▸ **Assignment**:
From the first line to the last, retype the records exactly and skip the pictures.

▸ **Stored items**:
- - -

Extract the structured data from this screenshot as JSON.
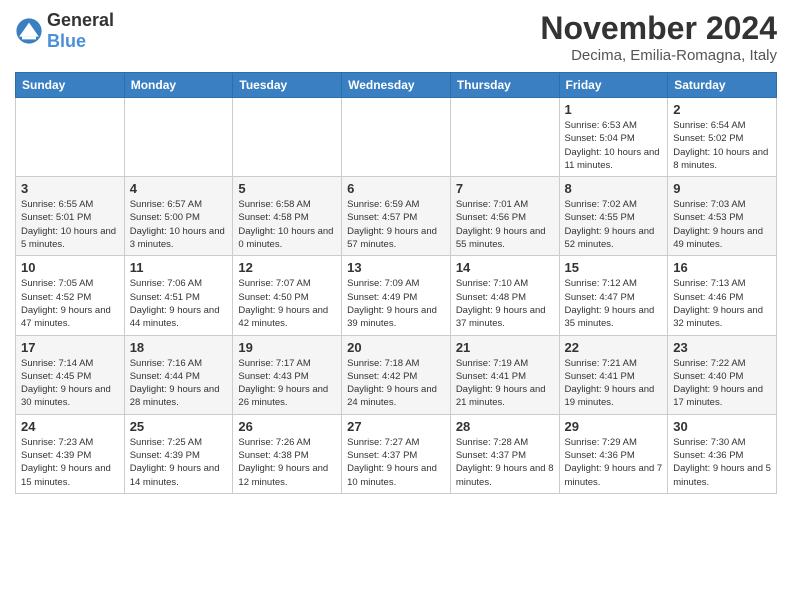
{
  "logo": {
    "general": "General",
    "blue": "Blue"
  },
  "header": {
    "month": "November 2024",
    "location": "Decima, Emilia-Romagna, Italy"
  },
  "weekdays": [
    "Sunday",
    "Monday",
    "Tuesday",
    "Wednesday",
    "Thursday",
    "Friday",
    "Saturday"
  ],
  "weeks": [
    [
      {
        "day": "",
        "info": ""
      },
      {
        "day": "",
        "info": ""
      },
      {
        "day": "",
        "info": ""
      },
      {
        "day": "",
        "info": ""
      },
      {
        "day": "",
        "info": ""
      },
      {
        "day": "1",
        "info": "Sunrise: 6:53 AM\nSunset: 5:04 PM\nDaylight: 10 hours and 11 minutes."
      },
      {
        "day": "2",
        "info": "Sunrise: 6:54 AM\nSunset: 5:02 PM\nDaylight: 10 hours and 8 minutes."
      }
    ],
    [
      {
        "day": "3",
        "info": "Sunrise: 6:55 AM\nSunset: 5:01 PM\nDaylight: 10 hours and 5 minutes."
      },
      {
        "day": "4",
        "info": "Sunrise: 6:57 AM\nSunset: 5:00 PM\nDaylight: 10 hours and 3 minutes."
      },
      {
        "day": "5",
        "info": "Sunrise: 6:58 AM\nSunset: 4:58 PM\nDaylight: 10 hours and 0 minutes."
      },
      {
        "day": "6",
        "info": "Sunrise: 6:59 AM\nSunset: 4:57 PM\nDaylight: 9 hours and 57 minutes."
      },
      {
        "day": "7",
        "info": "Sunrise: 7:01 AM\nSunset: 4:56 PM\nDaylight: 9 hours and 55 minutes."
      },
      {
        "day": "8",
        "info": "Sunrise: 7:02 AM\nSunset: 4:55 PM\nDaylight: 9 hours and 52 minutes."
      },
      {
        "day": "9",
        "info": "Sunrise: 7:03 AM\nSunset: 4:53 PM\nDaylight: 9 hours and 49 minutes."
      }
    ],
    [
      {
        "day": "10",
        "info": "Sunrise: 7:05 AM\nSunset: 4:52 PM\nDaylight: 9 hours and 47 minutes."
      },
      {
        "day": "11",
        "info": "Sunrise: 7:06 AM\nSunset: 4:51 PM\nDaylight: 9 hours and 44 minutes."
      },
      {
        "day": "12",
        "info": "Sunrise: 7:07 AM\nSunset: 4:50 PM\nDaylight: 9 hours and 42 minutes."
      },
      {
        "day": "13",
        "info": "Sunrise: 7:09 AM\nSunset: 4:49 PM\nDaylight: 9 hours and 39 minutes."
      },
      {
        "day": "14",
        "info": "Sunrise: 7:10 AM\nSunset: 4:48 PM\nDaylight: 9 hours and 37 minutes."
      },
      {
        "day": "15",
        "info": "Sunrise: 7:12 AM\nSunset: 4:47 PM\nDaylight: 9 hours and 35 minutes."
      },
      {
        "day": "16",
        "info": "Sunrise: 7:13 AM\nSunset: 4:46 PM\nDaylight: 9 hours and 32 minutes."
      }
    ],
    [
      {
        "day": "17",
        "info": "Sunrise: 7:14 AM\nSunset: 4:45 PM\nDaylight: 9 hours and 30 minutes."
      },
      {
        "day": "18",
        "info": "Sunrise: 7:16 AM\nSunset: 4:44 PM\nDaylight: 9 hours and 28 minutes."
      },
      {
        "day": "19",
        "info": "Sunrise: 7:17 AM\nSunset: 4:43 PM\nDaylight: 9 hours and 26 minutes."
      },
      {
        "day": "20",
        "info": "Sunrise: 7:18 AM\nSunset: 4:42 PM\nDaylight: 9 hours and 24 minutes."
      },
      {
        "day": "21",
        "info": "Sunrise: 7:19 AM\nSunset: 4:41 PM\nDaylight: 9 hours and 21 minutes."
      },
      {
        "day": "22",
        "info": "Sunrise: 7:21 AM\nSunset: 4:41 PM\nDaylight: 9 hours and 19 minutes."
      },
      {
        "day": "23",
        "info": "Sunrise: 7:22 AM\nSunset: 4:40 PM\nDaylight: 9 hours and 17 minutes."
      }
    ],
    [
      {
        "day": "24",
        "info": "Sunrise: 7:23 AM\nSunset: 4:39 PM\nDaylight: 9 hours and 15 minutes."
      },
      {
        "day": "25",
        "info": "Sunrise: 7:25 AM\nSunset: 4:39 PM\nDaylight: 9 hours and 14 minutes."
      },
      {
        "day": "26",
        "info": "Sunrise: 7:26 AM\nSunset: 4:38 PM\nDaylight: 9 hours and 12 minutes."
      },
      {
        "day": "27",
        "info": "Sunrise: 7:27 AM\nSunset: 4:37 PM\nDaylight: 9 hours and 10 minutes."
      },
      {
        "day": "28",
        "info": "Sunrise: 7:28 AM\nSunset: 4:37 PM\nDaylight: 9 hours and 8 minutes."
      },
      {
        "day": "29",
        "info": "Sunrise: 7:29 AM\nSunset: 4:36 PM\nDaylight: 9 hours and 7 minutes."
      },
      {
        "day": "30",
        "info": "Sunrise: 7:30 AM\nSunset: 4:36 PM\nDaylight: 9 hours and 5 minutes."
      }
    ]
  ]
}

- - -

▸ **Output of the task**:
Extract the structured data from this screenshot as JSON.
{
  "logo": {
    "general": "General",
    "blue": "Blue"
  },
  "header": {
    "month": "November 2024",
    "location": "Decima, Emilia-Romagna, Italy"
  },
  "weekdays": [
    "Sunday",
    "Monday",
    "Tuesday",
    "Wednesday",
    "Thursday",
    "Friday",
    "Saturday"
  ],
  "weeks": [
    [
      {
        "day": "",
        "info": ""
      },
      {
        "day": "",
        "info": ""
      },
      {
        "day": "",
        "info": ""
      },
      {
        "day": "",
        "info": ""
      },
      {
        "day": "",
        "info": ""
      },
      {
        "day": "1",
        "info": "Sunrise: 6:53 AM\nSunset: 5:04 PM\nDaylight: 10 hours and 11 minutes."
      },
      {
        "day": "2",
        "info": "Sunrise: 6:54 AM\nSunset: 5:02 PM\nDaylight: 10 hours and 8 minutes."
      }
    ],
    [
      {
        "day": "3",
        "info": "Sunrise: 6:55 AM\nSunset: 5:01 PM\nDaylight: 10 hours and 5 minutes."
      },
      {
        "day": "4",
        "info": "Sunrise: 6:57 AM\nSunset: 5:00 PM\nDaylight: 10 hours and 3 minutes."
      },
      {
        "day": "5",
        "info": "Sunrise: 6:58 AM\nSunset: 4:58 PM\nDaylight: 10 hours and 0 minutes."
      },
      {
        "day": "6",
        "info": "Sunrise: 6:59 AM\nSunset: 4:57 PM\nDaylight: 9 hours and 57 minutes."
      },
      {
        "day": "7",
        "info": "Sunrise: 7:01 AM\nSunset: 4:56 PM\nDaylight: 9 hours and 55 minutes."
      },
      {
        "day": "8",
        "info": "Sunrise: 7:02 AM\nSunset: 4:55 PM\nDaylight: 9 hours and 52 minutes."
      },
      {
        "day": "9",
        "info": "Sunrise: 7:03 AM\nSunset: 4:53 PM\nDaylight: 9 hours and 49 minutes."
      }
    ],
    [
      {
        "day": "10",
        "info": "Sunrise: 7:05 AM\nSunset: 4:52 PM\nDaylight: 9 hours and 47 minutes."
      },
      {
        "day": "11",
        "info": "Sunrise: 7:06 AM\nSunset: 4:51 PM\nDaylight: 9 hours and 44 minutes."
      },
      {
        "day": "12",
        "info": "Sunrise: 7:07 AM\nSunset: 4:50 PM\nDaylight: 9 hours and 42 minutes."
      },
      {
        "day": "13",
        "info": "Sunrise: 7:09 AM\nSunset: 4:49 PM\nDaylight: 9 hours and 39 minutes."
      },
      {
        "day": "14",
        "info": "Sunrise: 7:10 AM\nSunset: 4:48 PM\nDaylight: 9 hours and 37 minutes."
      },
      {
        "day": "15",
        "info": "Sunrise: 7:12 AM\nSunset: 4:47 PM\nDaylight: 9 hours and 35 minutes."
      },
      {
        "day": "16",
        "info": "Sunrise: 7:13 AM\nSunset: 4:46 PM\nDaylight: 9 hours and 32 minutes."
      }
    ],
    [
      {
        "day": "17",
        "info": "Sunrise: 7:14 AM\nSunset: 4:45 PM\nDaylight: 9 hours and 30 minutes."
      },
      {
        "day": "18",
        "info": "Sunrise: 7:16 AM\nSunset: 4:44 PM\nDaylight: 9 hours and 28 minutes."
      },
      {
        "day": "19",
        "info": "Sunrise: 7:17 AM\nSunset: 4:43 PM\nDaylight: 9 hours and 26 minutes."
      },
      {
        "day": "20",
        "info": "Sunrise: 7:18 AM\nSunset: 4:42 PM\nDaylight: 9 hours and 24 minutes."
      },
      {
        "day": "21",
        "info": "Sunrise: 7:19 AM\nSunset: 4:41 PM\nDaylight: 9 hours and 21 minutes."
      },
      {
        "day": "22",
        "info": "Sunrise: 7:21 AM\nSunset: 4:41 PM\nDaylight: 9 hours and 19 minutes."
      },
      {
        "day": "23",
        "info": "Sunrise: 7:22 AM\nSunset: 4:40 PM\nDaylight: 9 hours and 17 minutes."
      }
    ],
    [
      {
        "day": "24",
        "info": "Sunrise: 7:23 AM\nSunset: 4:39 PM\nDaylight: 9 hours and 15 minutes."
      },
      {
        "day": "25",
        "info": "Sunrise: 7:25 AM\nSunset: 4:39 PM\nDaylight: 9 hours and 14 minutes."
      },
      {
        "day": "26",
        "info": "Sunrise: 7:26 AM\nSunset: 4:38 PM\nDaylight: 9 hours and 12 minutes."
      },
      {
        "day": "27",
        "info": "Sunrise: 7:27 AM\nSunset: 4:37 PM\nDaylight: 9 hours and 10 minutes."
      },
      {
        "day": "28",
        "info": "Sunrise: 7:28 AM\nSunset: 4:37 PM\nDaylight: 9 hours and 8 minutes."
      },
      {
        "day": "29",
        "info": "Sunrise: 7:29 AM\nSunset: 4:36 PM\nDaylight: 9 hours and 7 minutes."
      },
      {
        "day": "30",
        "info": "Sunrise: 7:30 AM\nSunset: 4:36 PM\nDaylight: 9 hours and 5 minutes."
      }
    ]
  ]
}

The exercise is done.